The idea for the center grew out of findings and recommendations of the Forum’s Study Group XVI: Expanding Educational Opportunity (2016), co-chaired by Flood and the Forum’s Color of Education partnership.

The Study Group XVI’s second committee focused on how race affects student outcomes in North Carolina, and the equity issues implicated by the effects.

“Through the Flood Center, we will bring together all those who have made critical contributions to equity in education—and those who are willing to make such contributions — and together we will advance equity for this state and for this nation,” Flood said.

The Flood Center will bring together education stakeholders over the next several months to hear directly from students on topics related to equity and education.

The center will host a series of Webinars over the next several months as part of the Flood Center Student Voices Webinar Series:

  • Webinar 1: Teaching History: 1619, 1776, and Today.
  • Webinar 2: Critical Conversations and Deeper Learning: Pedagogy with an Equity Lens.
  • Webinar 3: Increasing Diversity in STEM.
  • Webinar 4: Student Views on Equity: Discipline, Policing, and Access.

Mary Ann Wolf, executive director of the Public School Forum of NC, said the Flood Center’s launch comes after a year of planning and collaboration.

Wolf also released the names of the center’s 17-member board that will guide its work and “continue Dr. Flood’s legacy by addressing issues of equity in education across North Carolina.”

Here’s the list of people who will serve on the Flood Center’s inaugural board:

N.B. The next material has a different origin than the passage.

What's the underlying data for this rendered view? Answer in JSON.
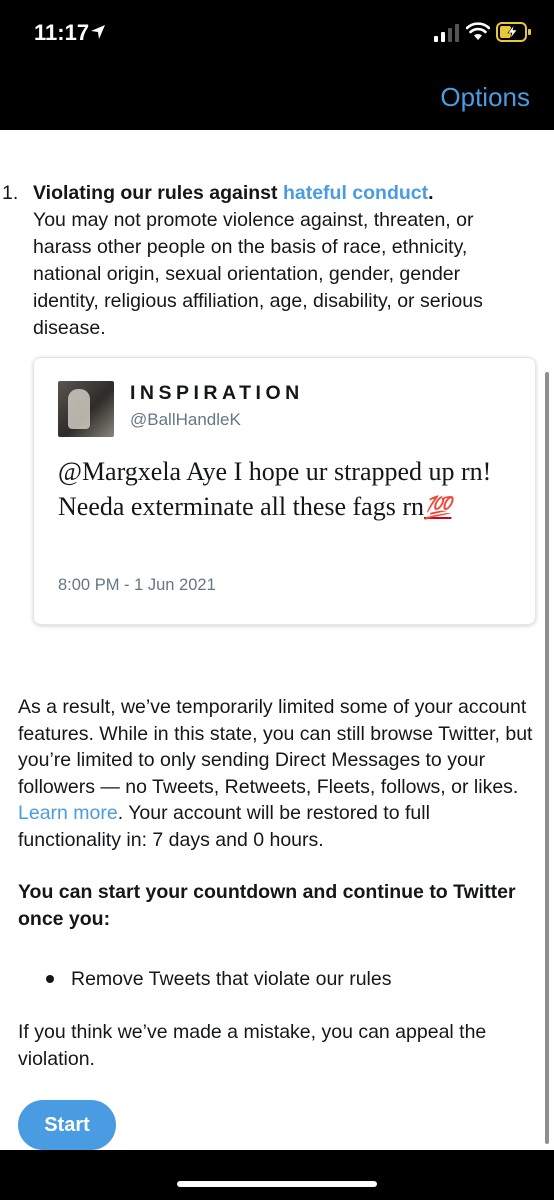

  • Dr. Tawannah Allen, High Point University.
  • Tom Bradshaw, Jr., emeritus board. Member.
  • Matt Bristow-Smith, Edgecombe Early College High School.
  • Tracey Burns, NC Department of Natural and Cultural Resources.
  • Renee Cavan, Truist.
  • Nicky Charles
  • Dr. Scott Elliott, Watauga County Schools.
  • Dr. Alice Garrett, Flood Group.
  • Dr. Anthony Graham, Winston Salem State University.
  • Dr. Patricia Hilliard, Friday Institute for Educational Innovation.
  • Dr. Martinette Horner, University of North Carolina, Chapel Hill.
  • Dr. Connie Locklear, Public Schools of Robeson County.
  • Ann McColl, The Innovation Project.
  • Dr. Marjorie Campo Ringler, East Carolina University.
  • Dr. Kathy Spencer, Southeast Education Alliance.
  • David Young, Participate Learning, Public School Forum BOD Representative.
  • Dr. Dudley Flood, Honorary Member